Annelise: Oh, Wow, you are my Ideal Reader! I love your response. You got it, everything, in even more detail than I even consciously worked out. Fantastic! Yes, that's all the Winds are (drawn that way on the old maps, also in the Botticelli Birth of Venus), but other readers didn't know where the image came from. I find that as a writer and as a teacher I am struggling against a quickly growing Classical and Biblical illiteracy -- so few people "get" allusions anymore. Hooray for you with the Evangelists, the generation/corruption, the meaning(s) of Spirit -- I'm really impressed!

What else would you like to know? I can talk you through other lines, if you like.

Rosie Perera said...

I love it. Annelise has already said all I might say about the alternating use of words in the dragon stanzas.

I love the invented words and the sounds and internal rhyms and alliterations, too:
Dragonflies draw down
dragonwings weave
dragonwalks stalk

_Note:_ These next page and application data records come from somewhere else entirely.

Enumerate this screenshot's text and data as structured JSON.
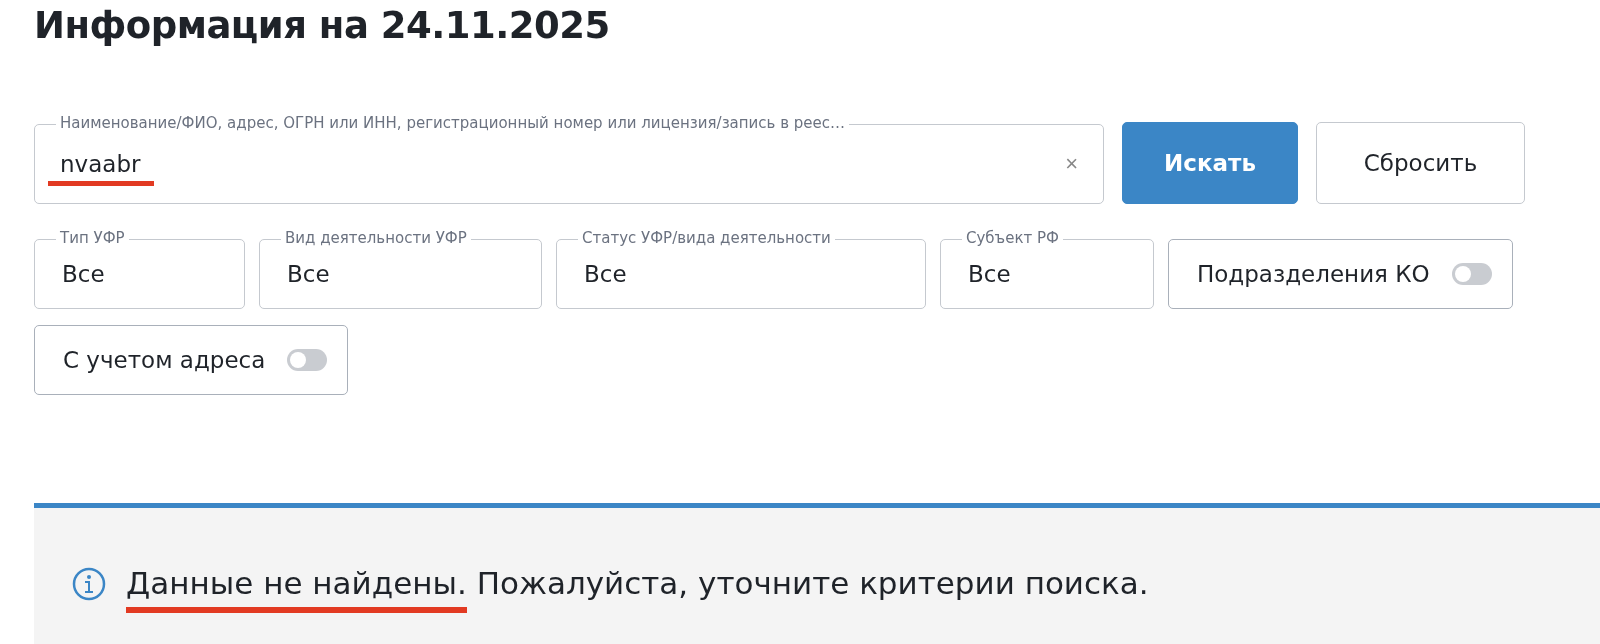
{
  "title": "Информация на 24.11.2025",
  "search": {
    "label": "Наименование/ФИО, адрес, ОГРН или ИНН, регистрационный номер или лицензия/запись в реес…",
    "value": "nvaabr",
    "clear": "×",
    "underlined": true
  },
  "buttons": [
    {
      "label": "Искать",
      "kind": "primary"
    },
    {
      "label": "Сбросить",
      "kind": "secondary"
    }
  ],
  "filters": [
    {
      "kind": "select",
      "label": "Тип УФР",
      "value": "Все"
    },
    {
      "kind": "select",
      "label": "Вид деятельности УФР",
      "value": "Все"
    },
    {
      "kind": "select",
      "label": "Статус УФР/вида деятельности",
      "value": "Все"
    },
    {
      "kind": "select",
      "label": "Субъект РФ",
      "value": "Все"
    },
    {
      "kind": "toggle",
      "label": "Подразделения КО",
      "on": false
    },
    {
      "kind": "toggle",
      "label": "С учетом адреса",
      "on": false
    }
  ],
  "message": {
    "lead": "Данные не найдены.",
    "text": "Пожалуйста, уточните критерии поиска.",
    "lead_underlined": true
  }
}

When I tried to figure out the four dragons and four winds I immediately thought of the Chinese game of Mah-Jongg (Mahjong). Actually, as it turns out I was wrong about there being four dragons in Mahjong. There are only three, representing the three cardinal virtues bequeathed by Confucius. There's more on the game and pictures of the tiles on Wikpedia

One question (minor critique): what is the subject of the verb "illuminates" in the first stanza? I don't see any singular noun prior to that in the stanza (except for earth, the object of corner, and colour and glory-ink which are objects of the preposition with so they can't be the subject of this verb either). If the subject of this verb is "dragons" -- which I think it must be -- then the verb should be illuminate. Unless there's an implied subject "this [the fact that the dragons corner the earth...] illuminates fear." Did I spend too much time sentence-diagramming in my youth? ;-)

As a trumpet player, I love the word embouchure! I'd never heard it used as a verb before (and in spite of my grammatical stickliness above I'm quite open to verbing nouns; I do it all the time).

Annelise Holwerda said...

Oh I know what you mean, a little. I like writing poems. They're less 'proper' than just for the enjoyment... But having an audience mainly of school/uni friends who've grown up in Australia, where we have no medieval in our curriculum! (and I'm learning to teach English/History...), I don't expect most scattered allusions to be picked up. There's still something good in an image that's worth passing down, even if its history isn't seen. It's also nice to have a chance to expand those worlds, sometimes. I have so much still to read, so sharing is wonderful.

Is there anything behind "Scarlet are their mile-long tongues: / Golden their keyhole irises"? It's lovely, either way. I recently read some old Germanic writings, so dragons are reminding me of wonderful talking birds, magical deaths, dragoncursed treasure, terrible supernatural women... And not at all least, The Dawn Treader and Hobbit. So, so good :)

The 'illuminates' placements sits fine with me, though I'm not much with grammar. Draws out the depth of illuminations as an idea- on the meeting edge of literal and metaphorical colour, sort of. Grammatically, "[the preceding image] illuminates", I think... Which is fine for me in poetry, working as an impression. I'm sure I'd often trespass awfully worse.

Oh, I'd never heard the word embouchure before. I really like it there, now that I've looked it up :)

Iambic Admonit said...

I was rather hung up on the "illuminates" line, too. It's changed a few times. At first, it was simply "terror illuminates joy," then "joy illuminates fear." But those were too didactic. I'll work on it more.